GP was able to talk to the Fender Custom Shop's Master Builder Paul Waller and Vice President of Product Development Mike Lewis to get some insights into the building of this incredible Telecaster.

As you studied Bain’s Tele before crafting the “Son of a Gunn,” what were some of the elements about the original that you feel made it so playable and/or sonically brilliant?

Waller: The two main elements of Bob’s ’53 Telecaster that make it unique are the Bigsby tailpiece and the very early produced PAF humbucking pickup. Bob bought the guitar in original condition at a music store. He made a down payment and monthly installments until he was able to take it home and call it his own. Being in the spring of his career, he was traveling and working a lot. He really needed a versatile electric guitar that would corral all the sounds required in the business.

Did Bob share any cool stories about the modifications?

Waller: Bob had a friend, Tiny Timbrell, suggest installing the Bigsby tailpiece along with a humbucking pickup in the neck position on the Telecaster, so he could get the tones required from two separate guitars. This way, he only needed to travel with the one electric guitar for all gigs. As soon as the modification was done, he had exactly what he wanted and needed.

What were some of the main challenges in crafting the tribute model?

Waller: Recreating the heavily worn feel of the instrument, along with getting the color and wear patterns right. In my first attempt at making a prototype, I nailed the neck shape and overall feel. Bob complimented me on that, which says a lot coming from a guy who has played the same guitar for more than 60 years! At first, the color was a little too dark, and I had to make a second body to get it right. It looks great now, and Bob was pleased.

Anything surprising that you noticed about the original?

Waller: Another interesting thing I noticed on the “Son of a Gunn,” was heavy wear in the waist of the treble side of the guitar – where the guitar rests on your leg while playing in a sitting position. See, Bob’s career was mostly session work and performing while sitting down. We think of most electric guitar players running around a stage, jumping off of platforms, and using the guitar as a sort of theatrical prop. Bob is a gentleman who performs jazz and classy big band-style music. It’s the kind of music you wear a suit or tux to perform. I think it’s so cool that the waist of the guitar has been eroded as much as the neck.

Anything else you’d wish to share about the process?

Lewis: Bob Bain’s signature guitar tone has become a part of pop culture for decades. The original was Bob Bain’s go-to axe on countless recording sessions and movie soundtracks, and he’s still playing that same guitar today! When Paul brought this project to the Fender Custom Shop, he took so much pride in capturing the qualities of Bob’s signature sound in each of these 30 guitars that will live on to be played by guitarists for many decades to come.”

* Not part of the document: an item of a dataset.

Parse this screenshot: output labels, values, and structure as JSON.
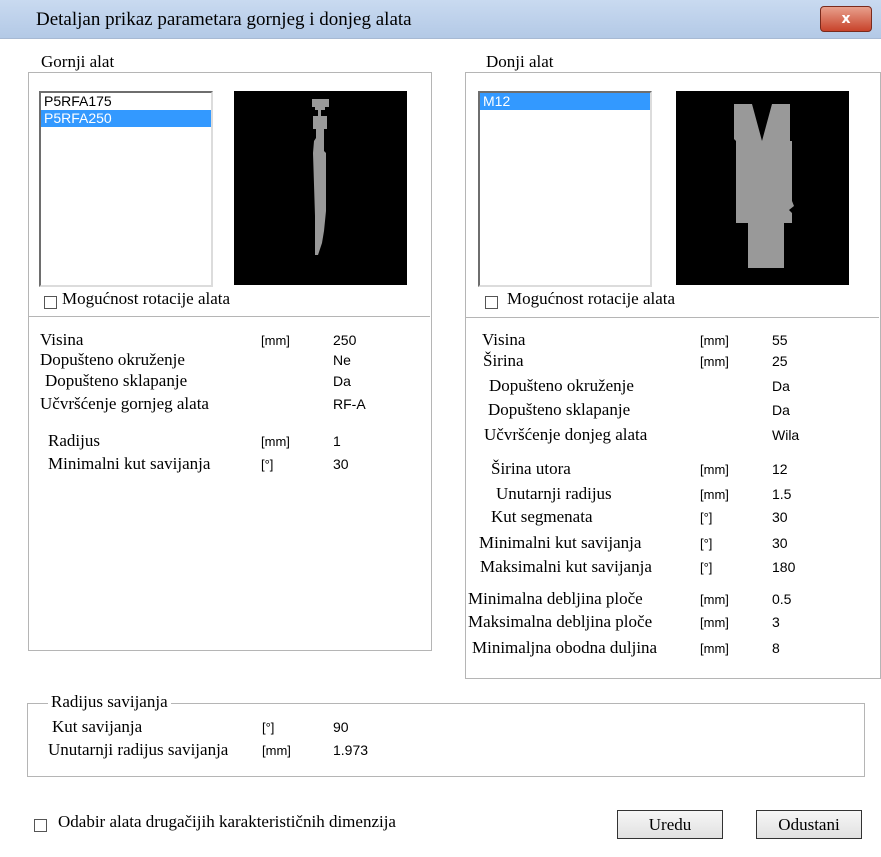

Waller: Working with Bob has been a humbling experience. To study the instrument of a man who has recorded so many songs that have entered the ears of several generations makes you feel like you have a lot to learn. I just hope I can capture and deliver that sentiment through all of the dings, dents, and scratches on this guitar.